__Work request__: Every record here should be printed again exactly.

__Source data__:

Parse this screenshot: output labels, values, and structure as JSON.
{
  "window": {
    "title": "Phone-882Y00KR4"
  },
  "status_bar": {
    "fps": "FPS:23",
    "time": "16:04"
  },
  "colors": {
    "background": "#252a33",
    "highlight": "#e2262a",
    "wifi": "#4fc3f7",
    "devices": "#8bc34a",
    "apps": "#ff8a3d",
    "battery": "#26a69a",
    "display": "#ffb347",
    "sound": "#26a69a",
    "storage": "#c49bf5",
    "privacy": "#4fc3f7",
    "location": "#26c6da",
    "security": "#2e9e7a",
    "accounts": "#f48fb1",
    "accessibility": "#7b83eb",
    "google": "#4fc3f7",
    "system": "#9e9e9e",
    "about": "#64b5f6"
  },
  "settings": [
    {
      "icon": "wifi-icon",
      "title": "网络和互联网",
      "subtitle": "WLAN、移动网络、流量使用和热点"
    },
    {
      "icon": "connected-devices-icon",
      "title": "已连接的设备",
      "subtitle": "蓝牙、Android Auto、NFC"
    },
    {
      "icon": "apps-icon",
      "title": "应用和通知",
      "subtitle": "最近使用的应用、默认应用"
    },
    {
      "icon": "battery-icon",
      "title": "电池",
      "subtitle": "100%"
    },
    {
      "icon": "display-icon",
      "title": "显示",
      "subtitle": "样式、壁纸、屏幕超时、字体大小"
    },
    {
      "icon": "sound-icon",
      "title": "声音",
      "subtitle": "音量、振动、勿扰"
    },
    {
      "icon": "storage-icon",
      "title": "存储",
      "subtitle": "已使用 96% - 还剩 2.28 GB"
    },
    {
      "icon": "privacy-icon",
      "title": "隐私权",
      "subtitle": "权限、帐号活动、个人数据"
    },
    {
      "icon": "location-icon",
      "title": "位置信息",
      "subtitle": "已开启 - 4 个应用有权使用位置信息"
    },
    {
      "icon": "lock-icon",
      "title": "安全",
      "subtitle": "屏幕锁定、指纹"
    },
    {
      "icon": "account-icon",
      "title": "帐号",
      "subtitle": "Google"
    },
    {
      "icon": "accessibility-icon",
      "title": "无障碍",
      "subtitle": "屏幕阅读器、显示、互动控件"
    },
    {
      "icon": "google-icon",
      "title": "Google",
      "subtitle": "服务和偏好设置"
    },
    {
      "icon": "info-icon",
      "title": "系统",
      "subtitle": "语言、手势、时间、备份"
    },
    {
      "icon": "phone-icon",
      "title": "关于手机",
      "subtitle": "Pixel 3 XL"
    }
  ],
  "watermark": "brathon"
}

__Output for this exercise__:
Parse this screenshot: output labels, values, and structure as JSON.
{
  "window": {
    "title": "Phone-882Y00KR4"
  },
  "status_bar": {
    "fps": "FPS:23",
    "time": "16:04"
  },
  "colors": {
    "background": "#252a33",
    "highlight": "#e2262a",
    "wifi": "#4fc3f7",
    "devices": "#8bc34a",
    "apps": "#ff8a3d",
    "battery": "#26a69a",
    "display": "#ffb347",
    "sound": "#26a69a",
    "storage": "#c49bf5",
    "privacy": "#4fc3f7",
    "location": "#26c6da",
    "security": "#2e9e7a",
    "accounts": "#f48fb1",
    "accessibility": "#7b83eb",
    "google": "#4fc3f7",
    "system": "#9e9e9e",
    "about": "#64b5f6"
  },
  "settings": [
    {
      "icon": "wifi-icon",
      "title": "网络和互联网",
      "subtitle": "WLAN、移动网络、流量使用和热点"
    },
    {
      "icon": "connected-devices-icon",
      "title": "已连接的设备",
      "subtitle": "蓝牙、Android Auto、NFC"
    },
    {
      "icon": "apps-icon",
      "title": "应用和通知",
      "subtitle": "最近使用的应用、默认应用"
    },
    {
      "icon": "battery-icon",
      "title": "电池",
      "subtitle": "100%"
    },
    {
      "icon": "display-icon",
      "title": "显示",
      "subtitle": "样式、壁纸、屏幕超时、字体大小"
    },
    {
      "icon": "sound-icon",
      "title": "声音",
      "subtitle": "音量、振动、勿扰"
    },
    {
      "icon": "storage-icon",
      "title": "存储",
      "subtitle": "已使用 96% - 还剩 2.28 GB"
    },
    {
      "icon": "privacy-icon",
      "title": "隐私权",
      "subtitle": "权限、帐号活动、个人数据"
    },
    {
      "icon": "location-icon",
      "title": "位置信息",
      "subtitle": "已开启 - 4 个应用有权使用位置信息"
    },
    {
      "icon": "lock-icon",
      "title": "安全",
      "subtitle": "屏幕锁定、指纹"
    },
    {
      "icon": "account-icon",
      "title": "帐号",
      "subtitle": "Google"
    },
    {
      "icon": "accessibility-icon",
      "title": "无障碍",
      "subtitle": "屏幕阅读器、显示、互动控件"
    },
    {
      "icon": "google-icon",
      "title": "Google",
      "subtitle": "服务和偏好设置"
    },
    {
      "icon": "info-icon",
      "title": "系统",
      "subtitle": "语言、手势、时间、备份"
    },
    {
      "icon": "phone-icon",
      "title": "关于手机",
      "subtitle": "Pixel 3 XL"
    }
  ],
  "watermark": "brathon"
}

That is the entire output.